I’ve got the perfect book for your list to Santa and for gift giving this year — Doughnuts by Lara Ferroni. Last year, I bid on several items in the Menu for Hope raffle to raise money for the World Food Program. Bloggers from all over the world offer prizes to raise money for the hungry. I was incredibly lucky to win a one-on-one day of coaching and cooking with Seattle food stylist and photographer Lara Ferroni. My husband and I already had a trip planned to Seattle and Vancouver — and this proved to be the highlight of the trip.
Lara had just finished her book on doughnuts, but it hadn’t come out yet. We spent the day in her brand new Seattle photo studio talking about photography and making doughnuts. I had long admired Lara’s photography. Her photos making udon noodles are some of my all-time favorite food photos. The thing I’ve always admired about Lara’s work is how natural and sensual her photos are.
photos: Lara Ferroni
Doughnuts is the first (of many, hopefully) cookbook Lara has written, but her food photography has appeared in:
• Tacos: Authentic, Festive and Flavorful
• The Asian Grandmother’s Cookbook
• Gluten-Free Girl and the Chef
• Seattle Magazine
• Portland Monthly Magazine
• Chronicle Books, and many more.
Lara was kind enough to ask beforehand if I preferred cake doughnuts or raised (yeast) doughnuts. Having been seduced by the flashing red Krispy Kreme “hot” sign at an early age, I had to go with raised. And let me just say that Lara’s doughnuts were hands down, the best I’ve ever had. I’m not saying that to be polite. They were soft and yeasty and elevated even further into little pillows of perfection by her chocolate and vanilla glazes. I have dreamed of them ever since.

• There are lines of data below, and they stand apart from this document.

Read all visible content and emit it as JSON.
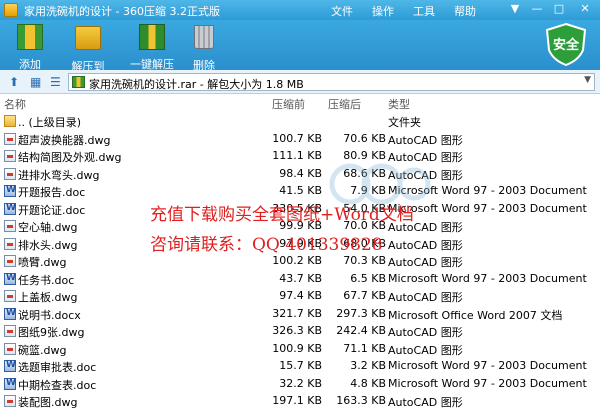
{
  "window": {
    "title": "家用洗碗机的设计 - 360压缩 3.2正式版",
    "menu": [
      "文件",
      "操作",
      "工具",
      "帮助"
    ],
    "controls": [
      "▼",
      "—",
      "□",
      "✕"
    ]
  },
  "toolbar": {
    "items": [
      {
        "label": "添加",
        "icon": "add-archive-icon"
      },
      {
        "label": "解压到",
        "icon": "extract-to-icon"
      },
      {
        "label": "一键解压",
        "icon": "one-click-extract-icon"
      },
      {
        "label": "删除",
        "icon": "delete-trash-icon"
      }
    ],
    "badge": "安全",
    "badge_color": "#2e9e3b"
  },
  "address": {
    "path": "家用洗碗机的设计.rar - 解包大小为 1.8 MB"
  },
  "columns": {
    "name": "名称",
    "original": "压缩前",
    "compressed": "压缩后",
    "type": "类型"
  },
  "files": [
    {
      "name": ".. (上级目录)",
      "orig": "",
      "comp": "",
      "type": "文件夹",
      "icon": "folder-icon"
    },
    {
      "name": "超声波换能器.dwg",
      "orig": "100.7 KB",
      "comp": "70.6 KB",
      "type": "AutoCAD 图形",
      "icon": "dwg-file-icon"
    },
    {
      "name": "结构简图及外观.dwg",
      "orig": "111.1 KB",
      "comp": "80.9 KB",
      "type": "AutoCAD 图形",
      "icon": "dwg-file-icon"
    },
    {
      "name": "进排水弯头.dwg",
      "orig": "98.4 KB",
      "comp": "68.6 KB",
      "type": "AutoCAD 图形",
      "icon": "dwg-file-icon"
    },
    {
      "name": "开题报告.doc",
      "orig": "41.5 KB",
      "comp": "7.9 KB",
      "type": "Microsoft Word 97 - 2003 Document",
      "icon": "doc-file-icon"
    },
    {
      "name": "开题论证.doc",
      "orig": "330.5 KB",
      "comp": "54.0 KB",
      "type": "Microsoft Word 97 - 2003 Document",
      "icon": "doc-file-icon"
    },
    {
      "name": "空心轴.dwg",
      "orig": "99.9 KB",
      "comp": "70.0 KB",
      "type": "AutoCAD 图形",
      "icon": "dwg-file-icon"
    },
    {
      "name": "排水头.dwg",
      "orig": "97.9 KB",
      "comp": "68.0 KB",
      "type": "AutoCAD 图形",
      "icon": "dwg-file-icon"
    },
    {
      "name": "喷臂.dwg",
      "orig": "100.2 KB",
      "comp": "70.3 KB",
      "type": "AutoCAD 图形",
      "icon": "dwg-file-icon"
    },
    {
      "name": "任务书.doc",
      "orig": "43.7 KB",
      "comp": "6.5 KB",
      "type": "Microsoft Word 97 - 2003 Document",
      "icon": "doc-file-icon"
    },
    {
      "name": "上盖板.dwg",
      "orig": "97.4 KB",
      "comp": "67.7 KB",
      "type": "AutoCAD 图形",
      "icon": "dwg-file-icon"
    },
    {
      "name": "说明书.docx",
      "orig": "321.7 KB",
      "comp": "297.3 KB",
      "type": "Microsoft Office Word 2007 文档",
      "icon": "doc-file-icon"
    },
    {
      "name": "图纸9张.dwg",
      "orig": "326.3 KB",
      "comp": "242.4 KB",
      "type": "AutoCAD 图形",
      "icon": "dwg-file-icon"
    },
    {
      "name": "碗篮.dwg",
      "orig": "100.9 KB",
      "comp": "71.1 KB",
      "type": "AutoCAD 图形",
      "icon": "dwg-file-icon"
    },
    {
      "name": "选题审批表.doc",
      "orig": "15.7 KB",
      "comp": "3.2 KB",
      "type": "Microsoft Word 97 - 2003 Document",
      "icon": "doc-file-icon"
    },
    {
      "name": "中期检查表.doc",
      "orig": "32.2 KB",
      "comp": "4.8 KB",
      "type": "Microsoft Word 97 - 2003 Document",
      "icon": "doc-file-icon"
    },
    {
      "name": "装配图.dwg",
      "orig": "197.1 KB",
      "comp": "163.3 KB",
      "type": "AutoCAD 图形",
      "icon": "dwg-file-icon"
    }
  ],
  "watermark": {
    "line1": "充值下载购买全套图纸+Word文档",
    "line2": "咨询请联系：QQ 401339828",
    "color": "#e02020"
  }
}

Her book was released recently and has been so popular that it's already had to be reprinted. She has recipes for a whole range of doughnuts from the basic raised and cake doughnuts, to old fashioned sour cream, apple cider, chocolate, even vegan and gluten-free doughnuts. And the flavors! Apple pie, orange cranberry, margarita, red velvet, cocoa nib, chocolate peanut butter, pb&j, chai, maple bacon and more. And that’s not all, there are even variations on glazes in the book: brown butter, maple, honey, citrus, bourbon, caramel… Is your mouth watering yet?
And before you go thinking you can’t make these if you don’t have a deep fryer, think again. Lara uses a La Creuset enameled cast iron pan in her kitchen.
First, I’d like to share with you some of the photo and styling tips I picked up that day. She uses a Canon 5D MkII, with a 100mm 2.8 macro or 90mm 2.8 tilt shift. She also uses Manfrotto tripod legs with an RRS ballhead with a quick release and Strobist Pro 2 light set.
• use everyday items like a large piece of Styrofoam for fill/light bounce in shadows
• use a dark background to make fast changing foods like melting ice cream or steamy tea show up
• try Yolo oversized paint sample posters for backgrounds
• let natural light come in from one direction
• use a black bounce to pull light out as needed
• shoot overhead for a more graphic image
• shoot portrait (vertical) shots to give more depth
• make your images real; for instance, props like linens can show creases and have relaxed folds like you just set them down
• give a sense of things running off to give context
• use sidelight and backlight
• shoot messy foods tighter to make them look more sensual
• on a big, busy salad platter: use a wider lens to get closer and show detail in some areas and softer focus in others
• for dappling, use a crocheted piece in bright light
• for front shadows, use lights at 10 and 2 positions, to keep from flattening
• show action when possible — stretchy cheese, a spoon lifting
• look at the individual components of a dish and think about what makes them visually interesting (the purple tips on lettuce, for instance)
I brought one of my favorite Austin treats to share with Lara, Kakawa chocolate-covered cocoa bean candies. She used them as one of our photo subjects that day. This is one of her shots.
This is a process shot I took of one of her earlier Kakawa set ups.
Lara also shared with me some cookbooks and photographers that she has been inspired by:
• the cookbook Lucid Food by Louisa Shafia
• The Complete Mushroom Book by Antonio Carluccio
• food photographer Christopher Hirsheimer
• food blogger and photographer Heidi Swanson
I wish I lived in Seattle so I could take advantage of some of Lara's other workshop offerings. Coming up in January, she's offering several food photography workshops. She also has a 3-day farm-to-table photo workshop planned for June that looks spectacular. Find more info on her workshops on her studio blog, Spare Room.
• Lara Ferroni's site
• if you want to get right to the doughnuts, here's a direct link to that section of her site
• photo tips (check out the great post on smoothing chocolate chips)
• objects and props
Next up, I'll post the recipe for traditional yeast raised doughnuts that Lara made for me that day.
Thanks again so much, Lara, for a great day, valuable instruction and tips, and, of course, the amazing doughnuts!